“Lillooet has a lot of community building to do and successful tourism rests on that,” says Neil Curtis, a tourism and First Nations economic development consultant who recently moved to Lillooet. “But things in this community are changing quite fast. The new St’át’imc Government Services (formed in 2011) is integrating with non-native communities. Lots of questions, such as how the backcountry is going to be managed, are being discussed at the community level. Kevin and I are really keen for (LORCA) to be heavily involved with aboriginal youth. An example of that is building the new pump track in town.”

Carving a New Future

“As a province-wide approach, we’re saying that if we’re going to make trails and mountain biking sustainable, then we have to do it through the lens of reconciliation,” says Patrick Lucas, community planner and founder of the Aboriginal Youth Mountain Bike Program. “We have to work with local First Nations, respect their territory, respect their culture and make sure they’re taking leadership over the development of these trails. Unless those relationships are built, nothing is going to happen.”

Lucas points to the success of introducing mountain biking to the Simpcw Nation in the North Thompson River region, where the sport is being embraced by both local communities and visitors. An all-aboriginal trail crew constructs trails and ensures trail heads are signed with interpretative information about their nation and local culture.


After the gold rush. Steve Storey (front) and Chris Draper. Photo: Justa Jeskova.

“It’s getting more people out on the land, using the trails and just being outdoors. That’s something that’s been missing in our communities,” says Tom Eustache, Chief of the Simpcw Nation. “It’s part of our culture. That’s where we made our living from and maintaining that connection is huge.”

Lucas has seen the effects of this engagement first hand, especially with First Nations youth. “The kids develop a ferocious pride and sense of identity,” he says. “That can be a life saver in these communities.”

Back in Lillooet, the watershed moment of cooperation between stakeholders, First Nations and user groups is yet to come, but that has yet to sway Aitken’s ambition. “I ride down in Pemberton and Whistler and I see the benefit of tourism. That’s why I ran for council, to promote Lillooet as an outdoor destination. It’s working, just not as fast as I’d like it to.”

With mountain bikers passing through Lillooet almost every day of the summer on their way to other riding destinations such as Williams Lake and Kamloops, or returning to Whistler over the Duffey Lake Road, Aitken wants to see those bikers spend more time on trails before filling up the tank and driving away. With the desert-like climate in the valley, all-season riding is possible with a shorter commute than year-round destinations such as Vancouver Island and the Sunshine Coast.

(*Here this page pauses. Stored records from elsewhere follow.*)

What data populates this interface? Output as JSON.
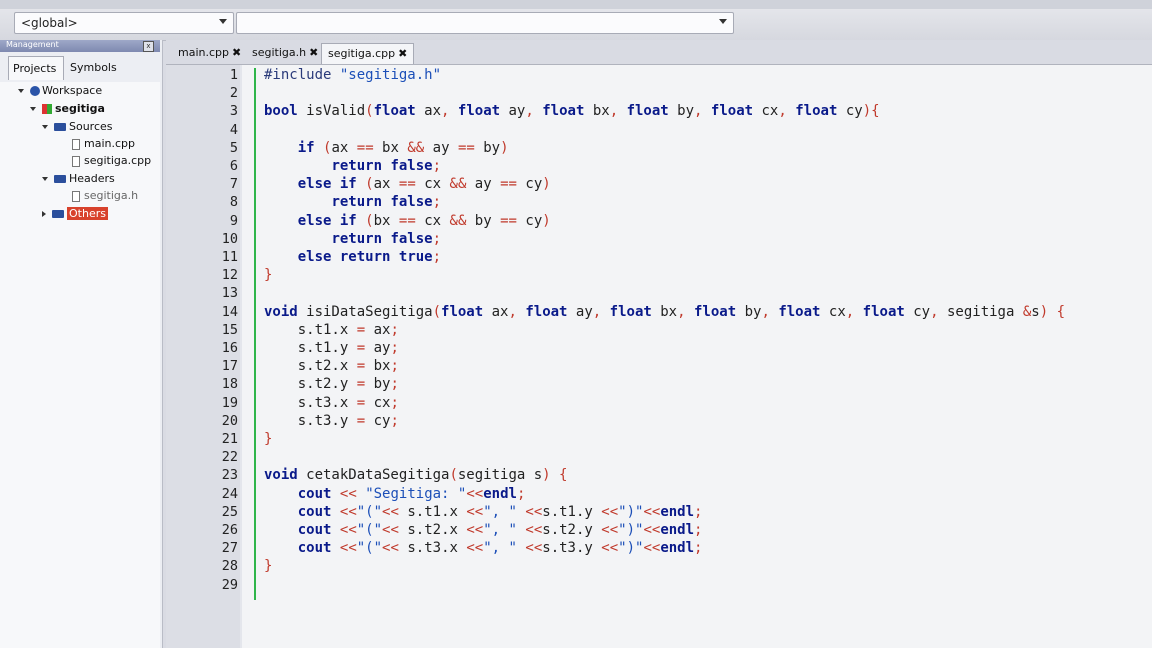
{
  "toolbar": {
    "scope_combo": "<global>",
    "symbol_combo": ""
  },
  "management": {
    "title": "Management",
    "tabs": [
      "Projects",
      "Symbols"
    ],
    "tree": {
      "workspace": "Workspace",
      "project": "segitiga",
      "sources": "Sources",
      "source_files": [
        "main.cpp",
        "segitiga.cpp"
      ],
      "headers": "Headers",
      "header_files": [
        "segitiga.h"
      ],
      "others": "Others"
    }
  },
  "editor": {
    "tabs": [
      "main.cpp",
      "segitiga.h",
      "segitiga.cpp"
    ],
    "active_tab": "segitiga.cpp",
    "close_glyph": "✖",
    "line_numbers": [
      "1",
      "2",
      "3",
      "4",
      "5",
      "6",
      "7",
      "8",
      "9",
      "10",
      "11",
      "12",
      "13",
      "14",
      "15",
      "16",
      "17",
      "18",
      "19",
      "20",
      "21",
      "22",
      "23",
      "24",
      "25",
      "26",
      "27",
      "28",
      "29"
    ],
    "lines": [
      "#include \"segitiga.h\"",
      "",
      "bool isValid(float ax, float ay, float bx, float by, float cx, float cy){",
      "",
      "    if (ax == bx && ay == by)",
      "        return false;",
      "    else if (ax == cx && ay == cy)",
      "        return false;",
      "    else if (bx == cx && by == cy)",
      "        return false;",
      "    else return true;",
      "}",
      "",
      "void isiDataSegitiga(float ax, float ay, float bx, float by, float cx, float cy, segitiga &s) {",
      "    s.t1.x = ax;",
      "    s.t1.y = ay;",
      "    s.t2.x = bx;",
      "    s.t2.y = by;",
      "    s.t3.x = cx;",
      "    s.t3.y = cy;",
      "}",
      "",
      "void cetakDataSegitiga(segitiga s) {",
      "    cout << \"Segitiga: \"<<endl;",
      "    cout <<\"(\"<< s.t1.x <<\", \" <<s.t1.y <<\")\"<<endl;",
      "    cout <<\"(\"<< s.t2.x <<\", \" <<s.t2.y <<\")\"<<endl;",
      "    cout <<\"(\"<< s.t3.x <<\", \" <<s.t3.y <<\")\"<<endl;",
      "}",
      ""
    ]
  },
  "colors": {
    "accent_selected": "#d8422c",
    "change_marker": "#2fb54a",
    "keyword": "#0a1a8a",
    "operator": "#c0392b"
  }
}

Lillooet nights. Photo: Justa Jeskova

But that can only happen if mountain bikers remain patient and avoid taking liberties, such as building their own rogue trails and jump lines without consulting local stakeholders.

“People are coming and we want (LORCA) to direct people where to ride,” he says. “We’re trying to move forward, not backwards. It’s not that I don’t want people to come, I just want them to be respectful of the land, and the values that First Nations put on the land.”

Lillooet may be in its infancy as a mountain bike destination, but a successful synergy between biker ambition and First Nations stewardship could set the stage for this rural town’s next boom. “We’re laying the ground work for it now,” says Aitken. “It’s going to be a long road, but I think it’s going to be worth it in the end.”


From gold rush to gravity rush, the Fraser River has seen it all. Photo: Vince Shuley.